ACTION ITEM →
Please filter the entries for the word "desc" and copy every line that has it.

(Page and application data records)
····················

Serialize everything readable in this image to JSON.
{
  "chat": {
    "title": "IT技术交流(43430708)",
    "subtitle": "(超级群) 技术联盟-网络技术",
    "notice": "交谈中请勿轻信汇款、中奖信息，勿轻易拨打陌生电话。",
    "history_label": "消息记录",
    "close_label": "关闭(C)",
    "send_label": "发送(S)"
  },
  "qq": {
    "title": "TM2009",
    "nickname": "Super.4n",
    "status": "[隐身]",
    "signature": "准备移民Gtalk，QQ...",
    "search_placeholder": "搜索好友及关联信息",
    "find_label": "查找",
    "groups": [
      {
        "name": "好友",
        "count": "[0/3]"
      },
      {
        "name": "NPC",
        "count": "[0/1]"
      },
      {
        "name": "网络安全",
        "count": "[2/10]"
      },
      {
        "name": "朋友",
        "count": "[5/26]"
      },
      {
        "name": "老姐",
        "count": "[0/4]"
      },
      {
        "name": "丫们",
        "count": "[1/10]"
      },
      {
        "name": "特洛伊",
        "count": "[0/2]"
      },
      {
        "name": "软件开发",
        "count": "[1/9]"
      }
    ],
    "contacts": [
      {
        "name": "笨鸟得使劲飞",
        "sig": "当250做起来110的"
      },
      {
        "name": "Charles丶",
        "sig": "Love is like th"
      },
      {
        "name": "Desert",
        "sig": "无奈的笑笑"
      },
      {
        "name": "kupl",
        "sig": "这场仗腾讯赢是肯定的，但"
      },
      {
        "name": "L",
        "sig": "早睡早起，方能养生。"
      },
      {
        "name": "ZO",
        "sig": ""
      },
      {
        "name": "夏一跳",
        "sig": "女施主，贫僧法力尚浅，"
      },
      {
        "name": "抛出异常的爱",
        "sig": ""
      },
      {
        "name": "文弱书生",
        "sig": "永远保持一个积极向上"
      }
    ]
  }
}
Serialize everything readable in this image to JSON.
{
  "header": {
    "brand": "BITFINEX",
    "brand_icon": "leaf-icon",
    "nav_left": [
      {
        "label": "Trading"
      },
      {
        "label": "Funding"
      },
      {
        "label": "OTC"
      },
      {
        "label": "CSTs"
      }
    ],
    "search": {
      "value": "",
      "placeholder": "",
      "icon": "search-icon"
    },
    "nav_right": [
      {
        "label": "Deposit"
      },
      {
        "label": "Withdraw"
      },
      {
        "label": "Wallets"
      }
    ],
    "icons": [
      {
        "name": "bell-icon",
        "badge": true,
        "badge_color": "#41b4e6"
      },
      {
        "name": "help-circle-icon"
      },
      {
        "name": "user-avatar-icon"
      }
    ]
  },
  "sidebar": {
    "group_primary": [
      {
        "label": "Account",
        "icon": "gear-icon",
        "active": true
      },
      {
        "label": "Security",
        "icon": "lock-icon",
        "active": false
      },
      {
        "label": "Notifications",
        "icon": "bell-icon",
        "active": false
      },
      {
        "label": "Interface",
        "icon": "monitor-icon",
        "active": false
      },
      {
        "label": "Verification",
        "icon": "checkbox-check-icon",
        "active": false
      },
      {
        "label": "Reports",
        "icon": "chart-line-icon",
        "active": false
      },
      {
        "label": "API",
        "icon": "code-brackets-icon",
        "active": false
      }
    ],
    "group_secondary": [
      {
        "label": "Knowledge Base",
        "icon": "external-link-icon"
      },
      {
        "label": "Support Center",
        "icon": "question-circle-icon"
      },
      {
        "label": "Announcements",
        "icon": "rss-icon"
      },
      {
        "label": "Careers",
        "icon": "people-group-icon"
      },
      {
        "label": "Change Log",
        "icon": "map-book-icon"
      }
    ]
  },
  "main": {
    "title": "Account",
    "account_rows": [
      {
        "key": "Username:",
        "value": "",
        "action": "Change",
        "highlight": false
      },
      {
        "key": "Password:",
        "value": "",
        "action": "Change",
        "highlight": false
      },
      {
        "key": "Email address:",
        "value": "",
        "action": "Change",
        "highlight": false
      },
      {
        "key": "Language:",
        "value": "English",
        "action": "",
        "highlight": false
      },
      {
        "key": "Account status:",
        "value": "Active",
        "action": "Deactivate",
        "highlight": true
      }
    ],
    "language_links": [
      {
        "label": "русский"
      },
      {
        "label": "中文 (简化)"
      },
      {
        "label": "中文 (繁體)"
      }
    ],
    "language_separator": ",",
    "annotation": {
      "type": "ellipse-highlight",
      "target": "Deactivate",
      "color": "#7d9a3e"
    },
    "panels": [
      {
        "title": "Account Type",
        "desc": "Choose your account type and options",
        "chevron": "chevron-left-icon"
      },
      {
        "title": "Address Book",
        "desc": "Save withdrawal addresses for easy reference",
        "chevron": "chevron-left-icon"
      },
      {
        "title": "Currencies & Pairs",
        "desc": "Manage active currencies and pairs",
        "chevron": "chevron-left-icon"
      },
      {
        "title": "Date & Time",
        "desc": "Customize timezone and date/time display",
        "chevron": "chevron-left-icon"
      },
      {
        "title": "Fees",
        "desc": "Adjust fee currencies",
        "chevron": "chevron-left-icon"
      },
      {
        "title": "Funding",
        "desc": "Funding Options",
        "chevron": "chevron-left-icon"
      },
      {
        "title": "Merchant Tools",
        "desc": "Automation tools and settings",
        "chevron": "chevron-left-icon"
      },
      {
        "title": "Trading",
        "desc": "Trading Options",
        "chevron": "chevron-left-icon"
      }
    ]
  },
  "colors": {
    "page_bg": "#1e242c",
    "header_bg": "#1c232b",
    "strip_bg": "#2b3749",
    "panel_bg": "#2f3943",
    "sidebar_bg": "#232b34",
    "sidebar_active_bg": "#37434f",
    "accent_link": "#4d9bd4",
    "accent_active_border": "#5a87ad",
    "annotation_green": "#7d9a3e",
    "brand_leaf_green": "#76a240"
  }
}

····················

ANSWER SECTION →
        "desc": "Choose your account type and options",
        "desc": "Save withdrawal addresses for easy reference",
        "desc": "Manage active currencies and pairs",
        "desc": "Customize timezone and date/time display",
        "desc": "Adjust fee currencies",
        "desc": "Funding Options",
        "desc": "Automation tools and settings",
        "desc": "Trading Options",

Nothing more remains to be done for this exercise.